One of the most virulent forms of prejudice is xenophobia, the anxiety and bigoted behavior aroused by strangers and the strange — by anything different from ourselves. The "other," because of skin color, language, dress, or religious belief, is seen as a threat. Because of this prevalent attitude, many strangers in society live in a kind of prison, one built by prejudice.

Otomo is a riveting German film directed by Frieder Schlaich. It is loosely based on a well-publicized 1989 incident in Stuttgart where a West African immigrant stabbed two policemen to death when they tried to apprehend him for a previous altercation on a train. Otomo presents a fictionalized reconstruction of the last day of this African's life.

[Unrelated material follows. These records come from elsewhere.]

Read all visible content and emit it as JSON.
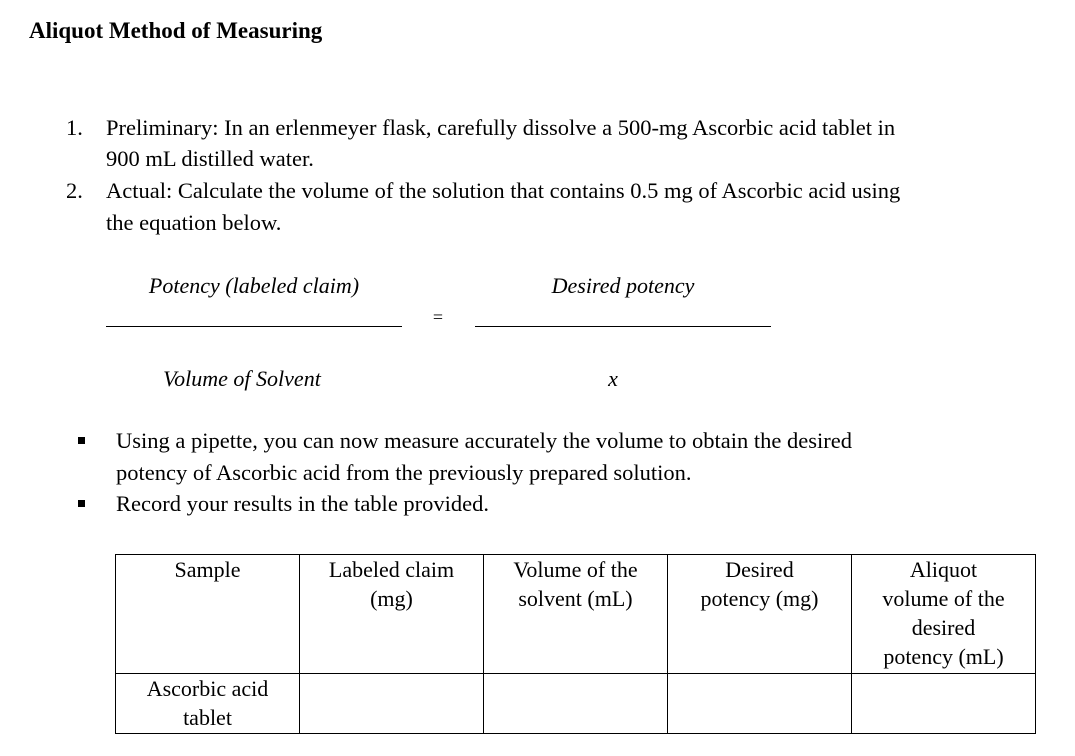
{
  "document": {
    "title": "Aliquot Method of Measuring",
    "steps": [
      {
        "number": "1.",
        "lines": [
          "Preliminary: In an erlenmeyer flask, carefully dissolve a 500-mg Ascorbic acid tablet in",
          "900 mL distilled water."
        ]
      },
      {
        "number": "2.",
        "lines": [
          "Actual: Calculate the volume of the solution that contains 0.5 mg of Ascorbic acid using",
          "the equation below."
        ]
      }
    ],
    "equation": {
      "left_numerator": "Potency (labeled claim)",
      "left_denominator": "Volume of Solvent",
      "equals": "=",
      "right_numerator": "Desired potency",
      "right_denominator": "x"
    },
    "bullets": [
      {
        "lines": [
          "Using a pipette, you can now measure accurately the volume to obtain the desired",
          "potency of Ascorbic acid from the previously prepared solution."
        ]
      },
      {
        "lines": [
          "Record your results in the table provided."
        ]
      }
    ],
    "table": {
      "headers": [
        [
          "Sample"
        ],
        [
          "Labeled claim",
          "(mg)"
        ],
        [
          "Volume of the",
          "solvent (mL)"
        ],
        [
          "Desired",
          "potency (mg)"
        ],
        [
          "Aliquot",
          "volume of the",
          "desired",
          "potency (mL)"
        ]
      ],
      "rows": [
        {
          "cells": [
            [
              "Ascorbic acid",
              "tablet"
            ],
            [
              ""
            ],
            [
              ""
            ],
            [
              ""
            ],
            [
              ""
            ]
          ]
        }
      ]
    }
  }
}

Otomo (Isaach de Bankole) arises early in the morning to cast stones, do some pushups, and pack his bags. It is his birthday but no one is there to celebrate with him. He stands on line for some menial work but is denied on account of his inadequate papers. Racist remarks are directed his way, especially ridiculing his scuffed shoes. On the train, a bigoted ticket collector harasses him. After punching this official, Otomo flees from the train, leaving behind his backpack containing some soil from his homeland. A bulletin is put out for him by the police. Two young cops eager for promotion are determined to apprehend him.

The hotel manager tells them that Otomo has been in Germany for eight years and that his rent was paid by a Catholic charity organization. The ill-fated African stops at a church to pray while a young minister is preaching a sermon about the small gestures that can make a difference — "A gentle word can save a life." But all that Otomo receives in church is a cold stare from a woman while he kneels in front of a portrait of the crucified Jesus.

The only one to reach out to this immigrant is a little girl who gives him a flower while he sits in dejection by the river. Her grandmother (Eva Mattes) is sympathetic to his down-and-out plight. She takes him to her daughter's apartment and eventually gives him the money he needs to pay a trucker to take him to Amsterdam. For one brief moment, Otomo connects with another human being — telling her that this is the first time in eight years he's ever seen the inside of anyone's home in Germany. He shares with her his dream of becoming a helicopter pilot.

Otomo draws our attention to the dehumanized treatment of refugees in Germany and elsewhere where they are viewed as "vermin." Hostility instead of hospitality greats outsiders in many large cities. Hopefully this morally provocative German film will eventually be released in video so that many human rights activists can see it.